[HOW TO COMPLETE THIS TASK] For the records below, report how many lines include the word "kind". Only the number should appear.

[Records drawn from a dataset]
*-*-*

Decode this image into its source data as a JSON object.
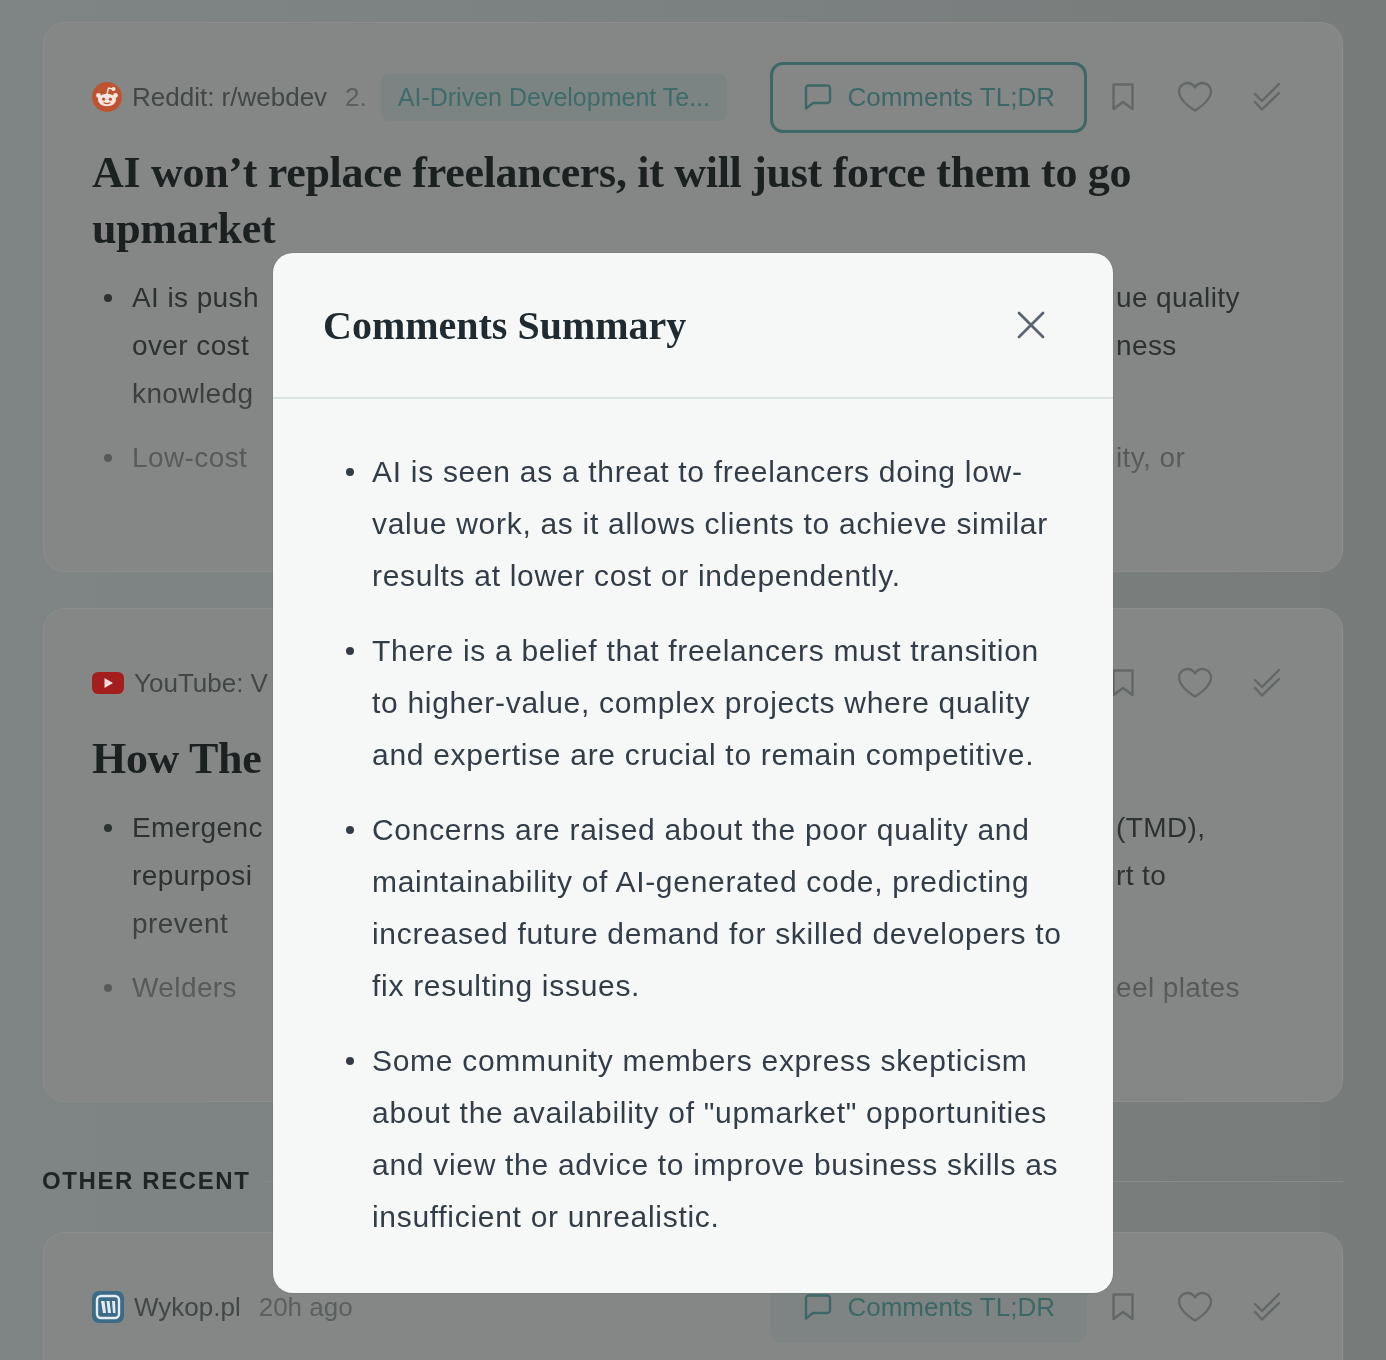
{
  "cards": [
    {
      "source": {
        "kind": "reddit",
        "name": "Reddit: r/webdev"
      },
      "time": "2.",
      "tag": "AI-Driven Development Te...",
      "comments_button": {
        "label": "Comments TL;DR",
        "focused": true
      },
      "title": "AI won’t replace freelancers, it will just force them to go upmarket",
      "summary": [
        {
          "lines": [
            {
              "left": "AI is push",
              "right": "ue quality"
            },
            {
              "left": "over cost",
              "right": "ness"
            },
            {
              "left": "knowledg"
            }
          ]
        },
        {
          "lines": [
            {
              "left": "Low-cost",
              "right": "ity, or"
            }
          ]
        }
      ]
    },
    {
      "source": {
        "kind": "youtube",
        "name": "YouTube: V"
      },
      "title": "How The",
      "summary": [
        {
          "lines": [
            {
              "left": "Emergenc",
              "right": "(TMD),"
            },
            {
              "left": "repurposi",
              "right": "rt to"
            },
            {
              "left": "prevent"
            }
          ]
        },
        {
          "lines": [
            {
              "left": "Welders",
              "right": "eel plates"
            }
          ]
        }
      ]
    }
  ],
  "section_heading": "OTHER RECENT",
  "recent_cards": [
    {
      "source": {
        "kind": "wykop",
        "name": "Wykop.pl"
      },
      "time": "20h ago",
      "comments_button": {
        "label": "Comments TL;DR",
        "focused": false
      }
    }
  ],
  "modal": {
    "title": "Comments Summary",
    "points": [
      "AI is seen as a threat to freelancers doing low-value work, as it allows clients to achieve similar results at lower cost or independently.",
      "There is a belief that freelancers must transition to higher-value, complex projects where quality and expertise are crucial to remain competitive.",
      "Concerns are raised about the poor quality and maintainability of AI-generated code, predicting increased future demand for skilled developers to fix resulting issues.",
      "Some community members express skepticism about the availability of \"upmarket\" opportunities and view the advice to improve business skills as insufficient or unrealistic."
    ]
  }
}
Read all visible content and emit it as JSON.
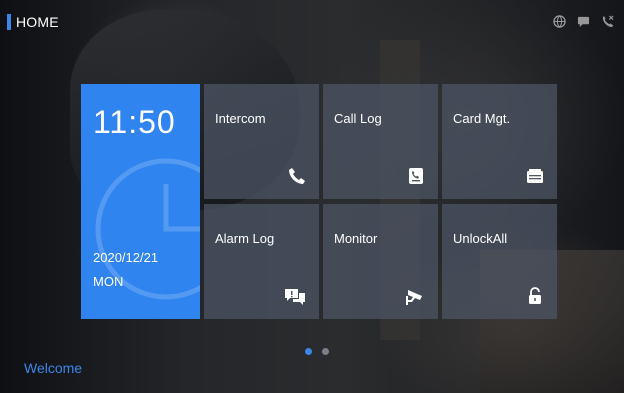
{
  "header": {
    "title": "HOME"
  },
  "status_icons": [
    "globe-icon",
    "chat-icon",
    "phone-missed-icon"
  ],
  "clock": {
    "time": "11:50",
    "date": "2020/12/21",
    "day": "MON"
  },
  "tiles": [
    {
      "label": "Intercom",
      "icon": "phone-icon"
    },
    {
      "label": "Call Log",
      "icon": "call-log-icon"
    },
    {
      "label": "Card Mgt.",
      "icon": "card-icon"
    },
    {
      "label": "Alarm Log",
      "icon": "alarm-chat-icon"
    },
    {
      "label": "Monitor",
      "icon": "camera-icon"
    },
    {
      "label": "UnlockAll",
      "icon": "unlock-icon"
    }
  ],
  "pager": {
    "current": 1,
    "total": 2
  },
  "footer": {
    "welcome": "Welcome"
  },
  "colors": {
    "accent": "#2f84f0",
    "tile": "#4e5666"
  }
}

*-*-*

[RESULT FOR THIS TASK] 3